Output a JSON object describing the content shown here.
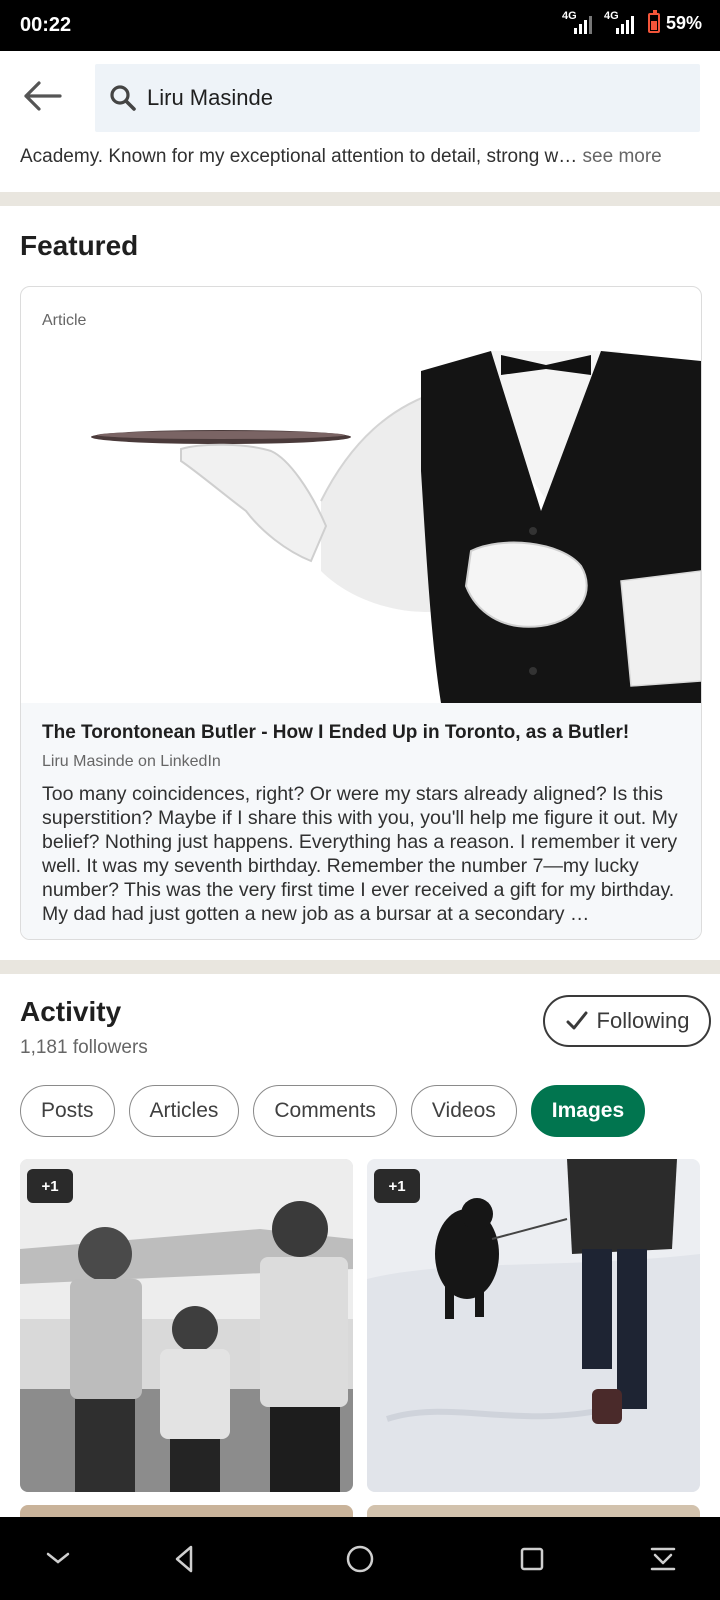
{
  "status_bar": {
    "time": "00:22",
    "net1": "4G",
    "net2": "4G",
    "battery": "59%"
  },
  "search": {
    "query": "Liru Masinde"
  },
  "about": {
    "text_tail": "Academy. Known for my exceptional attention to detail, strong w…",
    "see_more": "see more"
  },
  "featured": {
    "heading": "Featured",
    "item": {
      "type": "Article",
      "title": "The Torontonean Butler - How I Ended Up in Toronto, as a Butler!",
      "source": "Liru Masinde on LinkedIn",
      "excerpt": "Too many coincidences, right? Or were my stars already aligned? Is this superstition? Maybe if I share this with you, you'll help me figure it out. My belief? Nothing just happens. Everything has a reason. I remember it very well. It was my seventh birthday. Remember the number 7—my lucky number? This was the very first time I ever received a gift for my birthday. My dad had just gotten a new job as a bursar at a secondary …"
    }
  },
  "activity": {
    "heading": "Activity",
    "followers": "1,181 followers",
    "following_label": "Following",
    "filters": [
      "Posts",
      "Articles",
      "Comments",
      "Videos",
      "Images"
    ],
    "active_filter": "Images",
    "images": [
      {
        "badge": "+1"
      },
      {
        "badge": "+1"
      }
    ]
  },
  "colors": {
    "accent_green": "#01754f",
    "search_bg": "#eef3f8",
    "divider": "#e9e6df"
  },
  "icons": [
    "back-arrow-icon",
    "search-icon",
    "checkmark-icon",
    "chevron-down-icon",
    "back-triangle-icon",
    "home-circle-icon",
    "recents-square-icon",
    "download-icon"
  ]
}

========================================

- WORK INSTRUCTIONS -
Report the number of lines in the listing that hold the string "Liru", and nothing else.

- ANSWER BOX -
2